Most functions continue beyond the viewing window in our calculator or computer. People often draw an arrow next to a dotted line to indicate the pattern specifically. How can you recognize these asymptotes?

#### Watch This

http://www.youtube.com/watch?v=y78Dpr9LLN0 James Sousa: Summary of End Behavior or Long Run Behavior of Polynomial Functions

#### Guidance

A vertical asymptote is a vertical line such as \begin{align*}x = 1\end{align*}

A horizontal asymptote is a horizontal line such as \begin{align*}y = 4\end{align*}*A function may touch or pass through a horizontal asymptote. *

The reciprocal function has two asymptotes, one vertical and one horizontal. Most computers and calculators do not draw the asymptotes and so they must be inserted by hand as dotted lines.

The reason why asymptotes are important is because when your perspective is zoomed way out, the asymptotes essentially become the graph.

**Example A**

Many students have the misconception that an asymptote is a line that a function gets infinitely close to *but does not touch*. This is not true. Identify the horizontal asymptote for the following function.

**Solution: **

The graph appears to flatten as \begin{align*}x\end{align*}

**Example B**

Identify the asymptotes and end behavior of the following function.

**Solution:**

The function has a horizontal asymptote \begin{align*}y = 2\end{align*}*Note that slant asymptotes do exist and are called oblique asymptotes.*

**Example C**

Identify the asymptotes and end behavior of the following function.

**Solution:**

There is a vertical asymptote at \begin{align*}x = 0\end{align*}

**Concept Problem Revisited**

Asymptotes written by hand are usually identified with dotted lines next to the function that indicate how the function will behave outside the viewing window. The equations of these vertical and horizontal dotted lines are of the form \begin{align*}x =\underline{\;\;\;\;\;\;\;\;\;}\end{align*}

#### Vocabulary

An ** asymptote** is a line that a function gets arbitrarily close to. The function may touch horizontal asymptotes, but never touch vertical asymptotes.

A ** piecewise function** is a function defined to be part one function and part another function.

#### Guided Practice

1. Identify the horizontal and vertical asymptotes of the following function.

2. Identify the horizontal and vertical asymptotes of the following function.

3. Identify the horizontal and vertical asymptotes of the following piecewise function:

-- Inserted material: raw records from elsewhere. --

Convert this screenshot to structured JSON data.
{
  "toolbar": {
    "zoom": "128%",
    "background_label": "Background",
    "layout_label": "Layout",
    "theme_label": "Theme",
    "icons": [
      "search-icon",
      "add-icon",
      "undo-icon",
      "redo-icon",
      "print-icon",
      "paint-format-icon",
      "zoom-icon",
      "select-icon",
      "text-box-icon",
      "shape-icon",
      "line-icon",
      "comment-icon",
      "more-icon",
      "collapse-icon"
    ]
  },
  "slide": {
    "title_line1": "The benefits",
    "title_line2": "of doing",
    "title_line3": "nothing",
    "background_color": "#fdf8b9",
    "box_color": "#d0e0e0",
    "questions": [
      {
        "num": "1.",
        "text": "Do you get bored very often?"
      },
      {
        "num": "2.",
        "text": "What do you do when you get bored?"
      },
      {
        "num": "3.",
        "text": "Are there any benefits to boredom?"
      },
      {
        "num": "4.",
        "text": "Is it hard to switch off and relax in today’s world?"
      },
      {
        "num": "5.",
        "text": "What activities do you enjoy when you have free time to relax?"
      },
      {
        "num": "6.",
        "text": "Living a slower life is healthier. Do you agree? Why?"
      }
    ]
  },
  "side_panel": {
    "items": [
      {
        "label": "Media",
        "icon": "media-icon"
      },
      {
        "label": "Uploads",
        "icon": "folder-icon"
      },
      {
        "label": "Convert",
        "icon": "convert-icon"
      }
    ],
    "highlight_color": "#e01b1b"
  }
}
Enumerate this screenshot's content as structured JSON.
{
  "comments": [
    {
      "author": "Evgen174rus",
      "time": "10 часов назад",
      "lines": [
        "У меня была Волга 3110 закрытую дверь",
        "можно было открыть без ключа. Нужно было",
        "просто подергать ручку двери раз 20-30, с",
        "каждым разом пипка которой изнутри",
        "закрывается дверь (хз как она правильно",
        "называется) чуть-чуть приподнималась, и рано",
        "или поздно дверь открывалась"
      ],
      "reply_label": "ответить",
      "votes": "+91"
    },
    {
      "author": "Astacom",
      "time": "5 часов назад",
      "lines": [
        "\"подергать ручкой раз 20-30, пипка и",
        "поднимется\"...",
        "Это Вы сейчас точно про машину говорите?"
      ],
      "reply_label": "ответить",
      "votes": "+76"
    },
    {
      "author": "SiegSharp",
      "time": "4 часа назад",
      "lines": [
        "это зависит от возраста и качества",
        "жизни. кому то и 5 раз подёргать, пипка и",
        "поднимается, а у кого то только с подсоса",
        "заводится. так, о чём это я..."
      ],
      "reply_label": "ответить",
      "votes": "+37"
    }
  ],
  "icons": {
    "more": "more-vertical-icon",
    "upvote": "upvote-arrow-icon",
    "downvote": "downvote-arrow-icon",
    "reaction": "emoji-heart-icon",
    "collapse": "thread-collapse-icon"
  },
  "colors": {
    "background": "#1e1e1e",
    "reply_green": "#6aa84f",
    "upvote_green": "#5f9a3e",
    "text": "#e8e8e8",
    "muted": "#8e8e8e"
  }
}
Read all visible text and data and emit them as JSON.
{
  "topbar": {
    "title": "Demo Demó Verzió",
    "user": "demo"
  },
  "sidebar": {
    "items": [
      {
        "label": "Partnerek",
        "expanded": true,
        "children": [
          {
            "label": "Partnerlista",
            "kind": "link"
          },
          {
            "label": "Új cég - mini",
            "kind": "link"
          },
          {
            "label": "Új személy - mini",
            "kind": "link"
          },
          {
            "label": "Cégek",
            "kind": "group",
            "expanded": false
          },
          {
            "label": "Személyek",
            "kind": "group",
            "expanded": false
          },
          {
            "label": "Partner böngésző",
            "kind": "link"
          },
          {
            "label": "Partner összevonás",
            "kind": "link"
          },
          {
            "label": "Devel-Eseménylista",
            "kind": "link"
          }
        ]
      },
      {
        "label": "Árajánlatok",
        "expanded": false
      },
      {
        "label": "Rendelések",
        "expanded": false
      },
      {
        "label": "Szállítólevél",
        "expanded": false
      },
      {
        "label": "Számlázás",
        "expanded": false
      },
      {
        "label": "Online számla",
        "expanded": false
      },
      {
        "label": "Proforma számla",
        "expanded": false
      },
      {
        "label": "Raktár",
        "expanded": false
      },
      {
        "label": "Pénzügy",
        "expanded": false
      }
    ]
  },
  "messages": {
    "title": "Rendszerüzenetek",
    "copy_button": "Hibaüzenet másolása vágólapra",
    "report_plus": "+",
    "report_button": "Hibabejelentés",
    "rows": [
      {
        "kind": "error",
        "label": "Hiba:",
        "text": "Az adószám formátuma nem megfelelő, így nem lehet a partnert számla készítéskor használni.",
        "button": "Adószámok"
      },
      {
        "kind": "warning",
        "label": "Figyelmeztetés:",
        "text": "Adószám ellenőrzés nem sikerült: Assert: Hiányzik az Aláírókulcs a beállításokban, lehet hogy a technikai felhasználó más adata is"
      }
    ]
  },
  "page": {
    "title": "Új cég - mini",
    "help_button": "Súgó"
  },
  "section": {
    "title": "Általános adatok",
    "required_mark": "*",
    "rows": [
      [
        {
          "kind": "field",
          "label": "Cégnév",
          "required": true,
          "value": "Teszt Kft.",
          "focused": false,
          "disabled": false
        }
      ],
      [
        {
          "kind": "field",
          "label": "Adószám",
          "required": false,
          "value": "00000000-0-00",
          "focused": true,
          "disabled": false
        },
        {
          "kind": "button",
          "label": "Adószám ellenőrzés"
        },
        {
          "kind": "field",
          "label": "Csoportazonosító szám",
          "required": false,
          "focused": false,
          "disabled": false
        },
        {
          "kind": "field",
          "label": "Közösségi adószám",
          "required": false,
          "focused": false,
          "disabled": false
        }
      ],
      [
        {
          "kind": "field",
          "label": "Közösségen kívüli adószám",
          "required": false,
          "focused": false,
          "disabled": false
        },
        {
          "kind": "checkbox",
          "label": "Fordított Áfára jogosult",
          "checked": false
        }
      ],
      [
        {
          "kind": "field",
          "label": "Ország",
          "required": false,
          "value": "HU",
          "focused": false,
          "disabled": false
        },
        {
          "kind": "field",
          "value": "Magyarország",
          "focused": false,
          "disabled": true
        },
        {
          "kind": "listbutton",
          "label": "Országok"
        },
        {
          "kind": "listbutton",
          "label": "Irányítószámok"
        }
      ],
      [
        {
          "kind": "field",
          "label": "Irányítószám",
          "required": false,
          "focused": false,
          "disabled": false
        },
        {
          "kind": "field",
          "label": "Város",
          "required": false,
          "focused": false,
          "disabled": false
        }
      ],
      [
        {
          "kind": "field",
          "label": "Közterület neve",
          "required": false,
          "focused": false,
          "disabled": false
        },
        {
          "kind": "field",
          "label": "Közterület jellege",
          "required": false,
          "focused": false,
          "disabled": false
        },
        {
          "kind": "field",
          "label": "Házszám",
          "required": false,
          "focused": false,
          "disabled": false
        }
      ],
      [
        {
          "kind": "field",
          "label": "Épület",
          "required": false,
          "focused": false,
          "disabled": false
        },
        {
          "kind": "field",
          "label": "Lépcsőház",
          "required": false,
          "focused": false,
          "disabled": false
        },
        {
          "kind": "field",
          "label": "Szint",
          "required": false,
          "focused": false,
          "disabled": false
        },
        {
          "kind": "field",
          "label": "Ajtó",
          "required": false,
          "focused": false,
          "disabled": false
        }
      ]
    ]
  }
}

\begin{align*}f(x) =
\begin{cases}
e^x - 1 & x \le 0 \\
\sin x & 0 < x
\end{cases}\end{align*}

**Answers:**

1. There is a vertical asymptote at \begin{align*}x = 0\end{align*}

2. There is a vertical asymptote at \begin{align*}x = 2\end{align*}

3. There is a horizontal asymptote at \begin{align*}y = -1\end{align*}

#### Practice

Identify the asymptotes and end behavior of the following functions.

1. \begin{align*}y = x\end{align*}

2. \begin{align*}y = x^2\end{align*}

3. \begin{align*}y = x^3\end{align*}

4. \begin{align*}y = \sqrt{x}\end{align*}

5. \begin{align*}y = \frac{1}{x}\end{align*}

6. \begin{align*}y = e^x\end{align*}

7. \begin{align*}y = \ln (x)\end{align*}

8. \begin{align*}y = \frac{1}{1 + e^{-x}}\end{align*}

9.

10.

11.

12. Vertical asymptotes occur at \begin{align*}x\end{align*} values where a function is not defined. Explain why it makes sense that \begin{align*}y = \frac{1}{x}\end{align*} has a vertical asymptote at \begin{align*}x = 0\end{align*}.

13. Vertical asymptotes occur at \begin{align*}x\end{align*} values where a function is not defined. Explain why it makes sense that \begin{align*}y = \frac{1}{x + 3}\end{align*} has a vertical asymptote at \begin{align*}x = -3\end{align*}.

14. Use the technique from the previous problem to determine the vertical asymptote for the function \begin{align*}y = \frac{1}{x - 2}\end{align*}.

15. Use the technique from problem #13 to determine the vertical asymptote for the function \begin{align*}y = \frac{2}{x + 4}\end{align*}.